Wild @ Rivers - November 2014

Click on the images to enlarge.

Diary Entry by Charmaine Cooper


Toadstool

Dusk is falling and a cold blustery wind whips through the orchard as a Fox streaks between the apple trees and into the hedge. The silence of the darkening skies is broken by the crackling screams of skyward rockets. Startled Blackbirds fling themselves from their night roosts and the air is filled with their alarm calls.


Lichens in the scrub

Although it is dull, wet and grey there is a bright coppery glow from the meadow’s Beech hedge that cheers the otherwise miserable day. In the scrub, Long Tailed-tits bounce through the fissured trunks and naked wet dark limbs of Hawthorn trees. Ruby red berries cling to the branches and are descended on by a large flock of Fieldfares and glossy Blackbirds. When disturbed the birds burst upwards from the trees in a cacophony of sound, swirl round and dive back down to continue feeding. Beneath them the air is pierced by the shrieking alarm call of the Wren as it explodes from the dense shrubbery, its chestnut plumage vivid against the dull branches. Further on a Female Pheasant is startled from the dying grass and there is a flurry and whirring of wings as she takes to the air displaying her fawn and mottled plumage and splayed tail before she rapidly descends back into cover. The Green Woodpecker’s call echoes across the old site as a Robin sings his territorial song from a high perch which is answered by a distant Robin also intent on claiming his patch. Robins begin early in winter to stake their claim for nesting sites.


Toadstool

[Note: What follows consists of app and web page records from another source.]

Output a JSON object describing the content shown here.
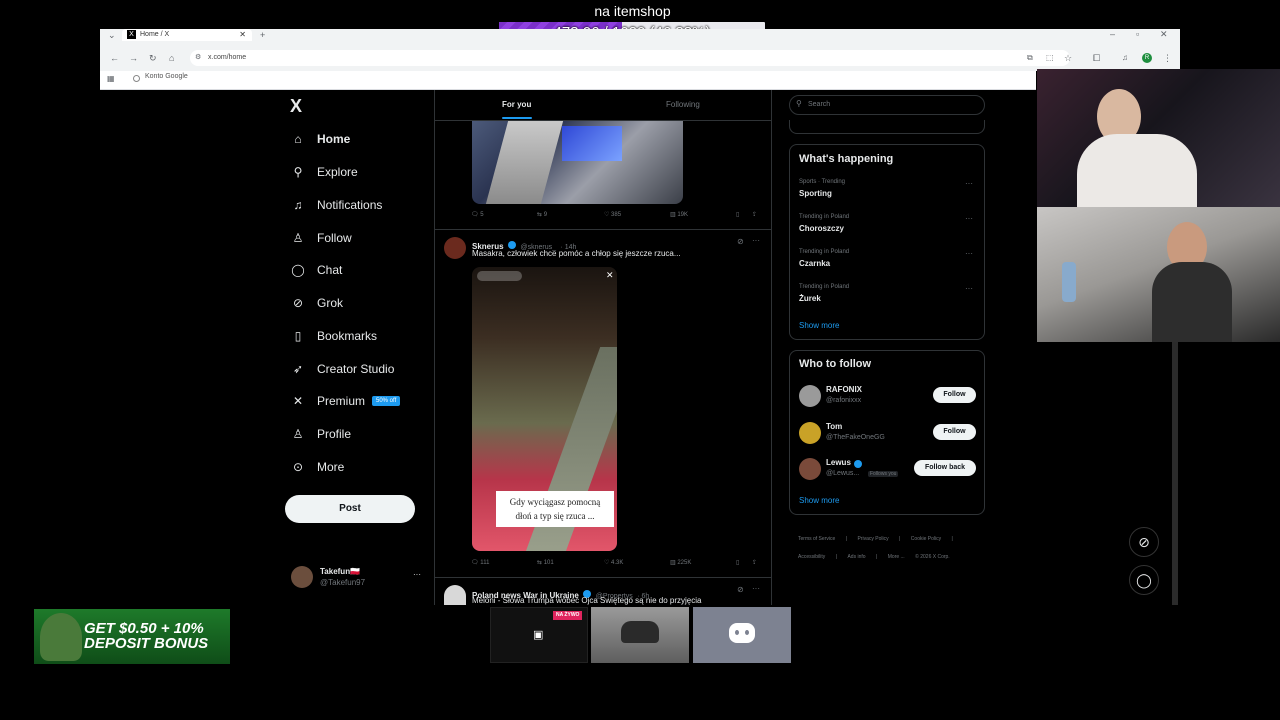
{
  "overlay": {
    "title": "na itemshop",
    "goal_text": "473.06 / 1020 (46.38%)",
    "goal_fraction": 0.4638
  },
  "browser": {
    "tab_title": "Home / X",
    "url": "x.com/home",
    "bookmark": "Konto Google",
    "profile_initial": "R"
  },
  "nav": {
    "logo": "X",
    "items": [
      {
        "label": "Home",
        "icon": "home-icon"
      },
      {
        "label": "Explore",
        "icon": "search-icon"
      },
      {
        "label": "Notifications",
        "icon": "bell-icon"
      },
      {
        "label": "Follow",
        "icon": "add-person-icon"
      },
      {
        "label": "Chat",
        "icon": "chat-icon"
      },
      {
        "label": "Grok",
        "icon": "grok-icon"
      },
      {
        "label": "Bookmarks",
        "icon": "bookmark-icon"
      },
      {
        "label": "Creator Studio",
        "icon": "rocket-icon"
      },
      {
        "label": "Premium",
        "icon": "x-icon"
      },
      {
        "label": "Profile",
        "icon": "person-icon"
      },
      {
        "label": "More",
        "icon": "more-circle-icon"
      }
    ],
    "premium_badge": "50% off",
    "post_label": "Post",
    "account": {
      "name": "Takefun🇵🇱",
      "handle": "@Takefun97",
      "more": "···"
    }
  },
  "timeline": {
    "tabs": {
      "for_you": "For you",
      "following": "Following"
    },
    "tweet1_actions": {
      "replies": "5",
      "reposts": "9",
      "likes": "385",
      "views": "19K"
    },
    "tweet2": {
      "name": "Sknerus",
      "handle": "@sknerus_",
      "time": "· 14h",
      "text": "Masakra, człowiek chce pomóc a chłop się jeszcze rzuca...",
      "video_caption": "Gdy wyciągasz pomocną dłoń a typ się rzuca ...",
      "replies": "111",
      "reposts": "101",
      "likes": "4.3K",
      "views": "225K"
    },
    "tweet3": {
      "name": "Poland news War in Ukraine",
      "handle": "@Propertys",
      "time": "· 6h",
      "text": "Meloni - Słowa Trumpa wobec Ojca Świętego są nie do przyjęcia"
    }
  },
  "right": {
    "search_placeholder": "Search",
    "whats_happening": "What's happening",
    "trends": [
      {
        "meta": "Sports · Trending",
        "name": "Sporting"
      },
      {
        "meta": "Trending in Poland",
        "name": "Choroszczy"
      },
      {
        "meta": "Trending in Poland",
        "name": "Czarnka"
      },
      {
        "meta": "Trending in Poland",
        "name": "Żurek"
      }
    ],
    "trends_show_more": "Show more",
    "who_to_follow": "Who to follow",
    "follow_suggestions": [
      {
        "name": "RAFONIX",
        "handle": "@rafonixxx",
        "button": "Follow"
      },
      {
        "name": "Tom",
        "handle": "@TheFakeOneGG",
        "button": "Follow"
      },
      {
        "name": "Lewus",
        "handle": "@Lewus...",
        "follows_you": "Follows you",
        "button": "Follow back"
      }
    ],
    "wtf_show_more": "Show more",
    "footer": [
      "Terms of Service",
      "|",
      "Privacy Policy",
      "|",
      "Cookie Policy",
      "|",
      "Accessibility",
      "|",
      "Ads info",
      "|",
      "More ...",
      "© 2026 X Corp."
    ]
  },
  "promo": {
    "text_line1": "GET $0.50 + 10%",
    "text_line2": "DEPOSIT BONUS"
  },
  "taskbar": {
    "live_badge": "NA ŻYWO"
  }
}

The warm wet autumn has brought forth a multitude of Fungi throughout the Orchard and the old nursery site. Some of the larger species of fungus have tumbled over where they appear to have been nibbled by unseen foragers. Rabbits scatter along the footpaths and a small dark brown Bank Vole weaves its way across the path and darts for cover. Semi-circles of fungi fairy rings are scattered throughout the meadow. In the nursery scrub the grey lichen encrusted branches of the Hawthorn provide shelter for insects as birds gorge on the branches’ bountiful berries. Amongst the fallen berries a Common Shrew dashes, a flash of brown and it’s gone, a small mammal that lives life in the fast lane. A large Bumble Bee flies gently through the meadow. A dark shape passes overhead and settles on the grass, revealing itself as a Peacock butterfly, both insects still on the wing because of the unseasonably warm November.


You can navigate through the other Wild @ Rivers diaries by date    << Earlier     Later>>
or view all entries in the diary archive.